All lines of the material below that include the string "icon" are to be copied.

Data section:

═══

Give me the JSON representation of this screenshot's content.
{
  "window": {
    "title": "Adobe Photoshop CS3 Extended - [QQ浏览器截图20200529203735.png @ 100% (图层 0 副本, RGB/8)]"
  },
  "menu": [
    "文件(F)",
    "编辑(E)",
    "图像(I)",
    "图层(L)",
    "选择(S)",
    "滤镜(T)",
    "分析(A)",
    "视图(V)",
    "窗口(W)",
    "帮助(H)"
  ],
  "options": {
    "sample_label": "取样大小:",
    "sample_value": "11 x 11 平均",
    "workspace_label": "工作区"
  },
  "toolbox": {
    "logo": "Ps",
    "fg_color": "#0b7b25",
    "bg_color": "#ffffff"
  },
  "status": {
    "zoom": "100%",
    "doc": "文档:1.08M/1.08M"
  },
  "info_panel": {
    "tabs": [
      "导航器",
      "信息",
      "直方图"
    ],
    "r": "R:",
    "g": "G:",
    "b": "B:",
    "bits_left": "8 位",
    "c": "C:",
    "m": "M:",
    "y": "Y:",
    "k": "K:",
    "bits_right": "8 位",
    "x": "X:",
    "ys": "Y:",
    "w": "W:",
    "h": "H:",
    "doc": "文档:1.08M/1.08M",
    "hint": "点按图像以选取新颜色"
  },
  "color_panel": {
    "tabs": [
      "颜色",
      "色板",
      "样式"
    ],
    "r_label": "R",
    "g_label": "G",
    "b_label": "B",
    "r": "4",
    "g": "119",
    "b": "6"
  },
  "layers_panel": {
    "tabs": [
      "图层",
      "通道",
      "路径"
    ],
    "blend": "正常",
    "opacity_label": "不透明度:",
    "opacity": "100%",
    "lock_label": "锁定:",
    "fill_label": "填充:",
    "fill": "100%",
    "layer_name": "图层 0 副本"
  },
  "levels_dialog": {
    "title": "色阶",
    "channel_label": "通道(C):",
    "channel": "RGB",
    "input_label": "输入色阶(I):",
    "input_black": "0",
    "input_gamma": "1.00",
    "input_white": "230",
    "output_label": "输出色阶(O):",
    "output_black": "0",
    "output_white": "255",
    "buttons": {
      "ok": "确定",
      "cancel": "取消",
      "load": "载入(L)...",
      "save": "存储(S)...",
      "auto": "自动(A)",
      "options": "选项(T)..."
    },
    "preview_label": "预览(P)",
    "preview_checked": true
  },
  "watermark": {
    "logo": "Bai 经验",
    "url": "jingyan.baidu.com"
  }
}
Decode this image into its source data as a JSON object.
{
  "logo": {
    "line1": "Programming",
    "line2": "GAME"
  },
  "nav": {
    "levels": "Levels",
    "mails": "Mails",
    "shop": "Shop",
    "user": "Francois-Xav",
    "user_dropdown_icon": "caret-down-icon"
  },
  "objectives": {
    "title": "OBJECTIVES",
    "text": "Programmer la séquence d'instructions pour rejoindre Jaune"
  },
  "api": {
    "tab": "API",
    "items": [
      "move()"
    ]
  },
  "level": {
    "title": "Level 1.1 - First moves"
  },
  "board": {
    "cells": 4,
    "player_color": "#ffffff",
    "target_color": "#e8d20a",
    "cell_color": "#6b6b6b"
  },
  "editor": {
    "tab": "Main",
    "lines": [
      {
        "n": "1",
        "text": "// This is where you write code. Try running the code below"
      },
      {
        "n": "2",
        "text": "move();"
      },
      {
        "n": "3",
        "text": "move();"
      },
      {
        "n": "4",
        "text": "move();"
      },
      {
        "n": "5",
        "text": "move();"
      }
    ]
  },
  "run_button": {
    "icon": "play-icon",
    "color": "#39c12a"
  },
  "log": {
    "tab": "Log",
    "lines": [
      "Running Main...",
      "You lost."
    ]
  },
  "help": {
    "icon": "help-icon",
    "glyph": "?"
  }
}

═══

Completed exercise:
    "user_dropdown_icon": "caret-down-icon"
    "icon": "play-icon",
    "icon": "help-icon",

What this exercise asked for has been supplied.